On December 14, 2018, a Norwegian Boeing 737 MAX 8 bound from Dubai to Oslo diverted to Shiraz, Iran. This diversion was due to an engine issue, and as usual, in a situation like that the priority is to get the plane on the ground as quickly and safely as possible.
The 186 passengers and six crew were flown to Oslo the next day on a “rescue” flight operated by a different plane.
However, for the plane itself this diversion presented a bigger issue than most were anticipating. While Norwegian sent engineers to Iran to try and fix the plane the next day, they weren’t able to do so, and realized they needed to replace parts of the engine.
One not-so-small problem — due to US trade sanctions on Iran, getting permission to actually get products from Boeing to Iran proved to be a major headache.
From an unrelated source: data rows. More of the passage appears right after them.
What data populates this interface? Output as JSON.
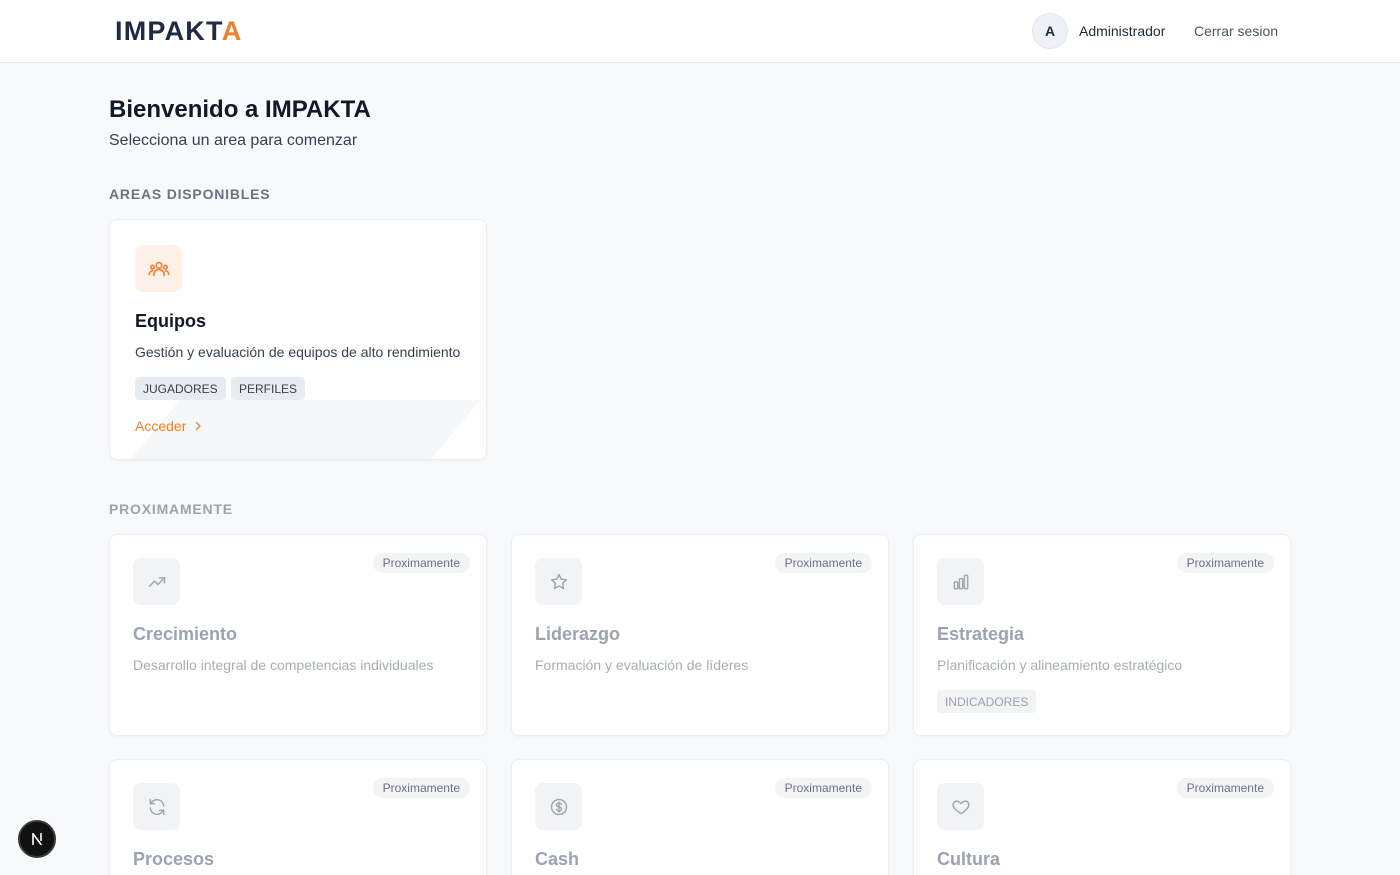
{
  "header": {
    "logo_main": "IMPAKT",
    "logo_accent": "A",
    "avatar_initial": "A",
    "username": "Administrador",
    "logout_label": "Cerrar sesion"
  },
  "page": {
    "title": "Bienvenido a IMPAKTA",
    "subtitle": "Selecciona un area para comenzar"
  },
  "available": {
    "label": "AREAS DISPONIBLES",
    "cards": [
      {
        "title": "Equipos",
        "description": "Gestión y evaluación de equipos de alto rendimiento",
        "icon": "users-icon",
        "tags": [
          "JUGADORES",
          "PERFILES"
        ],
        "action_label": "Acceder"
      }
    ]
  },
  "upcoming": {
    "label": "PROXIMAMENTE",
    "badge_label": "Proximamente",
    "cards": [
      {
        "title": "Crecimiento",
        "description": "Desarrollo integral de competencias individuales",
        "icon": "trending-up-icon",
        "tags": []
      },
      {
        "title": "Liderazgo",
        "description": "Formación y evaluación de líderes",
        "icon": "star-icon",
        "tags": []
      },
      {
        "title": "Estrategia",
        "description": "Planificación y alineamiento estratégico",
        "icon": "bar-chart-icon",
        "tags": [
          "INDICADORES"
        ]
      },
      {
        "title": "Procesos",
        "description": "",
        "icon": "refresh-icon",
        "tags": []
      },
      {
        "title": "Cash",
        "description": "",
        "icon": "dollar-circle-icon",
        "tags": []
      },
      {
        "title": "Cultura",
        "description": "",
        "icon": "heart-icon",
        "tags": []
      }
    ]
  },
  "colors": {
    "brand_navy": "#1f2a44",
    "brand_orange": "#f07f2b",
    "background": "#f8f9fb"
  },
  "fab": {
    "letter": "N"
  }
}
This is the same reason that Iran’s airlines aren’t able to buy new Boeing planes (and this presents huge safety issues — Iran Air and Mahan Air buy used Boeing planes, but in some instances can’t perform proper maintenance on them since they can’t get new parts).
Since any product that’s more than 10% of US origin requires a license to be sent to Iran, this has been a bureaucratic headache. But it looks like there’s finally some good news on this front.
As noted by Reuters, a Norwegian spokesperson has said that the airline now has a new engine being flown to Iran, and they’re hoping the plane will be able to leave the country within the next week:
“We are in the process of having a new engine flown to Iran for our Boeing 737 MAX within the next few days. It is too early to say exactly when the aircraft will be airborne, but our goal is to fly the aircraft back to Scandinavia within the next week.”
It has already been well over two months since the plane diverted, so it looks like in the end the plane will have been on the ground in Iran for 2.5 months… and that’s the best case scenario.
I understand rules are rules, but one has to wonder how this would be handled in the future, and to what extent pilots would be discouraged from diverting to Iran in cases like this, even if it’s in the best interest of passengers otherwise.
I’ll update this post when the plane has actually taken off from Iran, since it’s not over until it’s over…